November 9, 2012

Scripture and Commentary, Saturday after the Twenty-second Sunday after Trinity


Morning - Ps. 31, 2 Kings, 23:24-30, 3 John
Evening - Ps. 27, Deut. 5:22, Mt. 25:31

Commentary, Deuteronomy 5:22-33

Fear is the message of the first part of tonight's reading as Moses recounts the soul chilling presence of God at Mount Sinai.  The people had grown comfortable with God and their relationship with Him. He seemed like a nice God; surely He would give them everything they wanted. When presented with the word of God, they confidently replied, "All that the Lord hath spoken we will do," they said (Ex. 19:8).

Without doubt they were sincere.  Also without doubt, they had a very imperfect understanding of who God is and what He requires of His people.  They needed a revelation of His glory that would crush their shallow, casual faith and fill them with a holy fear.  Thus He called them to observe a time of prayer and preparation prior to meeting Him. The people probably observed the preparations with a similar casualness.  Then God revealed Himself, and He was nothing like the gentle, harmless Being they imagined.  He was powerful, and He was dangerous.  Even to touch the mountain on which He spoke was death to man or beast.  The cloud of darkness was so thick, the thunders so terrible, and the trumpet so loud the people trembled (Ex. 19:16).  They weren't just afraid; they were terrified.  "Why should we die?" they said to Moses in Dt. 5:24.  They were so afraid of God they dared not even risk hearing Him speak.  Let Moses go to Him, and let God speak to Moses.  He can bring His message back to the people.
But the fear soon languished into complacency.  The people must have grown accustomed to the darkness and thundering, for they talked Aaron into making the golden calf.  Aaron even said to the people, "These be thy gods, O Israel, which brought thee up out of the land of Egypt" (Ex. 32:4).  The disastrous effect of this sin is well known.  Thus we learn that a holy fear before God is a good thing.  Let us beware of becoming casual about the presence and will of God.

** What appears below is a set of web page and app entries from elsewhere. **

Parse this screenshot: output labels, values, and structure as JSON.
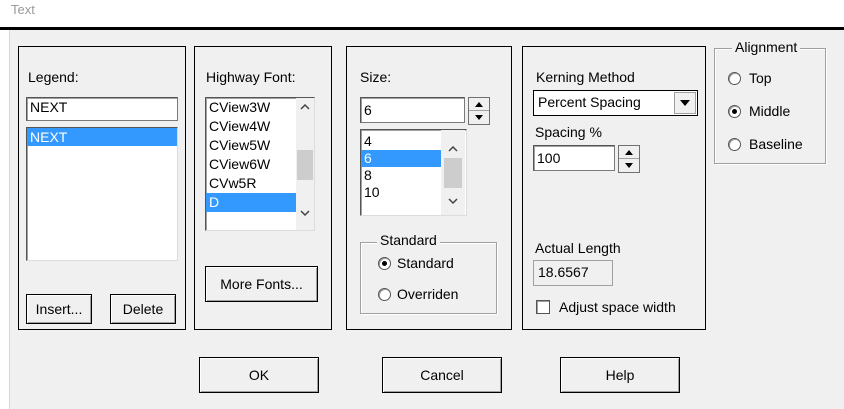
{
  "window": {
    "title": "Text"
  },
  "legend": {
    "label": "Legend:",
    "value": "NEXT",
    "items": [
      "NEXT"
    ],
    "insert_button": "Insert...",
    "delete_button": "Delete"
  },
  "highway_font": {
    "label": "Highway Font:",
    "items": [
      "CView3W",
      "CView4W",
      "CView5W",
      "CView6W",
      "CVw5R",
      "D"
    ],
    "selected": "D",
    "more_fonts_button": "More Fonts..."
  },
  "size": {
    "label": "Size:",
    "value": "6",
    "items": [
      "4",
      "6",
      "8",
      "10"
    ],
    "selected": "6",
    "standard_group": {
      "title": "Standard",
      "options": [
        "Standard",
        "Overriden"
      ],
      "selected": "Standard"
    }
  },
  "kerning": {
    "label": "Kerning Method",
    "method": "Percent Spacing",
    "spacing_label": "Spacing %",
    "spacing_value": "100",
    "actual_length_label": "Actual Length",
    "actual_length_value": "18.6567",
    "adjust_label": "Adjust space width",
    "adjust_checked": false
  },
  "alignment": {
    "title": "Alignment",
    "options": [
      "Top",
      "Middle",
      "Baseline"
    ],
    "selected": "Middle"
  },
  "buttons": {
    "ok": "OK",
    "cancel": "Cancel",
    "help": "Help"
  },
  "icons": {
    "scroll_up": "triangle-up",
    "scroll_down": "triangle-down",
    "spin_up": "triangle-up",
    "spin_down": "triangle-down",
    "dropdown": "triangle-down"
  },
  "colors": {
    "selection": "#3399ff",
    "background": "#f0f0f0"
  }
}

The words of God in verses 28 and 29 reveal the shallowness of Israel's faith.  They spoke well, He said, but their heart didn't match their words.  "O that there were such an heart in them."  I sympathise with the people of Israel. I read these words and see my own shortcomings, my own shallow faith, my own casual attitude toward God's commandments, God's worship, and God Himself. "O that there were such a heart in me, that I would fear God and keep His commandments always, that it might be well with me and with my children forever."  I hope verse 29 moves you the same way.

Verses 30-33 continue to teach what Israel is to do in the land God gives them.  The narrowness of their way of life is indicated as God says they are not to turn to the right or to the left, but walk in all the ways God has commanded.  Being God's covenant people is like walking toward a destination; it can only be reached by following the right road.  Turning off the road will take one into the deepest wilderness, and the further one wanders from the road, the less likely it becomes that he will be able to find his way back.

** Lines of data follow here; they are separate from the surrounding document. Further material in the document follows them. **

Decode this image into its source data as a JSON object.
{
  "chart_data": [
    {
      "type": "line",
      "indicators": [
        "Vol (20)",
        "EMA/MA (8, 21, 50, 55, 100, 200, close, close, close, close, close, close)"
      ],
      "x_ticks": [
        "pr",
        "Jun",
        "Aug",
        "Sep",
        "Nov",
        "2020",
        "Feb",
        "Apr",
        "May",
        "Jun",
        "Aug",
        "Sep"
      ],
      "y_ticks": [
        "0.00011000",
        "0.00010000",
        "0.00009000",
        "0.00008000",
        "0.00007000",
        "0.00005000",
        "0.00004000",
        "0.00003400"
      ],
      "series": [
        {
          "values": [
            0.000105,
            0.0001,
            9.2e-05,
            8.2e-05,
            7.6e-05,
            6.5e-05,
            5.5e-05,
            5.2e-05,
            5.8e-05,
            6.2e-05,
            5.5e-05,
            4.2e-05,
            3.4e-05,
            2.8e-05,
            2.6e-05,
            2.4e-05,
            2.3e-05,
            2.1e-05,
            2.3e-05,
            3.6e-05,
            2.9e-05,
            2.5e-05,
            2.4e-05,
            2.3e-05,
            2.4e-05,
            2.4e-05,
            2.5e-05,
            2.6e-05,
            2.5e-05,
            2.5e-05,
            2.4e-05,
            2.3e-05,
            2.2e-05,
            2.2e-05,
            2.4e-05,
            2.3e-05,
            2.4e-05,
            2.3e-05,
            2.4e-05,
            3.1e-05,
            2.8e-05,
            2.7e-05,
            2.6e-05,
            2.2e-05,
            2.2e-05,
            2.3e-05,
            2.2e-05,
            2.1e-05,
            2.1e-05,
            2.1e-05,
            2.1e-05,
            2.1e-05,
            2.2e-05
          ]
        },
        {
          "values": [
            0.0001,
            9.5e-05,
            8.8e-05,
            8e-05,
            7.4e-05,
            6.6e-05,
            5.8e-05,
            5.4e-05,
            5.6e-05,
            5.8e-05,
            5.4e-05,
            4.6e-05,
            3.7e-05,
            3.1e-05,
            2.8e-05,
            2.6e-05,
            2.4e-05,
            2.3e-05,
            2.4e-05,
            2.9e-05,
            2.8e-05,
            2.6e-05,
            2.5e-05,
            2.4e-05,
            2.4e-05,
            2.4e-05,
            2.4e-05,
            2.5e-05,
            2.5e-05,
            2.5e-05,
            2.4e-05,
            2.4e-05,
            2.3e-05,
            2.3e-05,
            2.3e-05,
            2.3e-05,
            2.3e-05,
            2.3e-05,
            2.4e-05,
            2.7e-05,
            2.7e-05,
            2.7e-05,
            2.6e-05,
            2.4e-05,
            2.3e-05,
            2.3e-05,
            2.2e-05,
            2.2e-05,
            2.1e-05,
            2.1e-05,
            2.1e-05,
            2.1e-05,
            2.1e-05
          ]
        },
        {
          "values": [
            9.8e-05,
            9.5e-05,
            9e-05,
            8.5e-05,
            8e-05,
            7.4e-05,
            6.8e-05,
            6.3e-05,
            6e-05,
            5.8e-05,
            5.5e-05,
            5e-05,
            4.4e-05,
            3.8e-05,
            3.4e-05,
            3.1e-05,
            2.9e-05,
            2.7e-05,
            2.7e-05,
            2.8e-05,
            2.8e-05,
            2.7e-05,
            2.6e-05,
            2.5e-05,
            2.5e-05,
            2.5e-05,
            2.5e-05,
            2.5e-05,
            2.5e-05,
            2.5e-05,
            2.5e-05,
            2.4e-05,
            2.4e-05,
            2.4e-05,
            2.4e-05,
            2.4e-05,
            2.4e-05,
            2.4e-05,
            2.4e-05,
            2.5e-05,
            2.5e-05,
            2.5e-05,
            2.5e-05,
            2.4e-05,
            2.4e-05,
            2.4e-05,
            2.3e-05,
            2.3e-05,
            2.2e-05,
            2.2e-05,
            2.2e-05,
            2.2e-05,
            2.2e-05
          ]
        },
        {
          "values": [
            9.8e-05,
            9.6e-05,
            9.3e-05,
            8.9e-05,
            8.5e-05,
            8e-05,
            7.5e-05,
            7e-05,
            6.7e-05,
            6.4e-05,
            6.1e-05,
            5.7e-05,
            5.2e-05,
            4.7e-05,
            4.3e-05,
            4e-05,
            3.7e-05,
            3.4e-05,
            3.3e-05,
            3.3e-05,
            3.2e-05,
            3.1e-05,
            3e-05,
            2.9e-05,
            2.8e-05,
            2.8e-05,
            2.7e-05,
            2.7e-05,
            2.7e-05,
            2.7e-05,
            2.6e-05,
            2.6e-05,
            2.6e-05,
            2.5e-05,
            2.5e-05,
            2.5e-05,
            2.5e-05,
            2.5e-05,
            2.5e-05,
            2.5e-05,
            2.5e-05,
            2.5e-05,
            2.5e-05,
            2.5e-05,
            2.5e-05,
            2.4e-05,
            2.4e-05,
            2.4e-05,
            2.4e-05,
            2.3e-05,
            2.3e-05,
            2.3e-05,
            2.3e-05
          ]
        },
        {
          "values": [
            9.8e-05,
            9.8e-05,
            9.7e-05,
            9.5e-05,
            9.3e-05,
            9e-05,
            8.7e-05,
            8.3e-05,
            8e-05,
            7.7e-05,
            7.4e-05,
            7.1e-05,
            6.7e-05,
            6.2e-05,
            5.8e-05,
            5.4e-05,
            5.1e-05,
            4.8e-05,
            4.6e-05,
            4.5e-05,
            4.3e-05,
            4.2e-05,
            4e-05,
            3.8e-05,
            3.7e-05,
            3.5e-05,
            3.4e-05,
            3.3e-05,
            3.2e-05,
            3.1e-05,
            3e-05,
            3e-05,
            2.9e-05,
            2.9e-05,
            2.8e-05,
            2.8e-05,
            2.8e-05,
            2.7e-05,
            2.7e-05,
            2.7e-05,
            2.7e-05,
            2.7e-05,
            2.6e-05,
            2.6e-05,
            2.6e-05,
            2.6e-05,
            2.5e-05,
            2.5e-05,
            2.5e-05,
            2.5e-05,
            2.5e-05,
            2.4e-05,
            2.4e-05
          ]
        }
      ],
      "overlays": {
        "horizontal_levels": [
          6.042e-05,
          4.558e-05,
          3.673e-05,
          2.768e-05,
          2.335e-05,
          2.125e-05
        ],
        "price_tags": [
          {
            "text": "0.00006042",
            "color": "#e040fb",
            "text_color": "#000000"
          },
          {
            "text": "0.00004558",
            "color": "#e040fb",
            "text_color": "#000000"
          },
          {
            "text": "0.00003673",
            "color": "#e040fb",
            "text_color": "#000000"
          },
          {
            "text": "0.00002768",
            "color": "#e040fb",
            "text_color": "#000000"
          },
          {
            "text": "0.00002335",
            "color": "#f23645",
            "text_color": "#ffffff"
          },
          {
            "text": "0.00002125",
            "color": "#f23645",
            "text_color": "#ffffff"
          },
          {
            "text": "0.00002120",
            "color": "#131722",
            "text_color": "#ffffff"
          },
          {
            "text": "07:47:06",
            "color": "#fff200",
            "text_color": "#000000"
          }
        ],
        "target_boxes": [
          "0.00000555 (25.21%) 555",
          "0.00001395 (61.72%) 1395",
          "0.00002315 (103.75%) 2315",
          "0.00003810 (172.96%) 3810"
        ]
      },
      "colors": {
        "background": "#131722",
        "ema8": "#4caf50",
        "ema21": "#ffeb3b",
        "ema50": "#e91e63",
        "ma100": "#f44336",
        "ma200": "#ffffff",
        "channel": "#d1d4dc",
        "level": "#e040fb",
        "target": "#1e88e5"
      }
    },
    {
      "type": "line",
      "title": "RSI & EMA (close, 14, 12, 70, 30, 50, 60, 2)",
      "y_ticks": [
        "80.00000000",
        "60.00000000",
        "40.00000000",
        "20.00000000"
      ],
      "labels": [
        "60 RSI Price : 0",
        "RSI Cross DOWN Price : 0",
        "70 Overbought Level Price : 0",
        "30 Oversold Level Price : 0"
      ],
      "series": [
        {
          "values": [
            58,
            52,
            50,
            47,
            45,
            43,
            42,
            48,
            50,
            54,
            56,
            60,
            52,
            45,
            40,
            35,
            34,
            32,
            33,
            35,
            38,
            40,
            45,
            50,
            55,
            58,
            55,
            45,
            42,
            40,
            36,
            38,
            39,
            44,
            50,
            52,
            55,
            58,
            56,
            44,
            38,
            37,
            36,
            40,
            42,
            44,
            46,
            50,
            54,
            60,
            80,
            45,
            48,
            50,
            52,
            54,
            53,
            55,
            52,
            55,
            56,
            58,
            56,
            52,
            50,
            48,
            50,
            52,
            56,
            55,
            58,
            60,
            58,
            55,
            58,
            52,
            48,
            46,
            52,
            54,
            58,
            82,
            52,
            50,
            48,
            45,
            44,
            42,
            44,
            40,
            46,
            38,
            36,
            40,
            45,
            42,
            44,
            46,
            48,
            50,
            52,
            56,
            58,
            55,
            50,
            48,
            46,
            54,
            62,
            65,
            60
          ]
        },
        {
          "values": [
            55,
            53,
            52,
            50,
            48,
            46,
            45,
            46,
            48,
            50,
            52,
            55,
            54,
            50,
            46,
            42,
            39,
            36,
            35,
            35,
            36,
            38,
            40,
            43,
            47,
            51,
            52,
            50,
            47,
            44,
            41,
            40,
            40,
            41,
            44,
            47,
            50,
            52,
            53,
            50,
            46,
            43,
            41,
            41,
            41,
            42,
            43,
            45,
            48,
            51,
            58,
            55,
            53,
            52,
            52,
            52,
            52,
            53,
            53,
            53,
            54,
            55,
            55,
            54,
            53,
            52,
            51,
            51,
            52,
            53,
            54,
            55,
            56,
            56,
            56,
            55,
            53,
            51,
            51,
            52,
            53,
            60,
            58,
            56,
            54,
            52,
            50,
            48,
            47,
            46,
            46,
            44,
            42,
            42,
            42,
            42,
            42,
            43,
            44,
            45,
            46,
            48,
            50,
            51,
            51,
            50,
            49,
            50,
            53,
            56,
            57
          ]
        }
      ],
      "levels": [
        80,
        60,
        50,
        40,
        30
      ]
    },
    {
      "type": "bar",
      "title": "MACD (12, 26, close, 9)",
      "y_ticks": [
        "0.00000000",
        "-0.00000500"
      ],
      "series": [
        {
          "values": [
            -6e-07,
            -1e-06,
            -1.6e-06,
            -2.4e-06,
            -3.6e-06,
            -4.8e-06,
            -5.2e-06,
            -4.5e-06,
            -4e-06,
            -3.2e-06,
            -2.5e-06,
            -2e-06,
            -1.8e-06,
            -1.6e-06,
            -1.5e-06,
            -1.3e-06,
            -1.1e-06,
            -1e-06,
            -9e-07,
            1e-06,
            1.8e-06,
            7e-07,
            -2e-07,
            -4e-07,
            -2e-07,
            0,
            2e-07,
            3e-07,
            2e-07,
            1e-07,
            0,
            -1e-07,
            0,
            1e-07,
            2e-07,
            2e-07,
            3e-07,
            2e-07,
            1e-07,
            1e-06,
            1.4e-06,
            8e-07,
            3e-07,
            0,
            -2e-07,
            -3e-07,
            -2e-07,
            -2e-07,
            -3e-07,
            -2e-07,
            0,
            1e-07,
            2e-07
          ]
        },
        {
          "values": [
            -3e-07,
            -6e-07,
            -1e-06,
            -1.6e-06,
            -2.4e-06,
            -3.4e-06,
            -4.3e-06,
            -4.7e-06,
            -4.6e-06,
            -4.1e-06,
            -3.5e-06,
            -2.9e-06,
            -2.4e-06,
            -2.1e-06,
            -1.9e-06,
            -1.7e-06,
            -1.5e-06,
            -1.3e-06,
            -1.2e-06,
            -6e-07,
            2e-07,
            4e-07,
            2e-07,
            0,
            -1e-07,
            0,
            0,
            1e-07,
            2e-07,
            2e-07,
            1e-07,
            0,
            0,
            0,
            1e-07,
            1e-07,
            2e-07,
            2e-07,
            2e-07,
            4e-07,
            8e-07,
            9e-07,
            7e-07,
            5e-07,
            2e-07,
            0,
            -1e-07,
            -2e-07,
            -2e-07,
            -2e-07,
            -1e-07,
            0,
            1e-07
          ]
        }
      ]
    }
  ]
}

1 comment:

  1. God is like a shaft of light. If we walk to the left or to the right of His instruction, we start to walk into darkness. He is more patient and longsuffering than we could ever imagine, but it is out of His love for us and His wanting the best for us in gaining everlasting life that we are warned not to sin wilfully. ( sin means 'to miss the mark' or be out of line with God ). It is only when we start to have our minds renewed in Jesus, God's word, that we can possibly realize how much He loves us and how what we thought was righteousness in our own eyes is as filthy rags to His righteousness.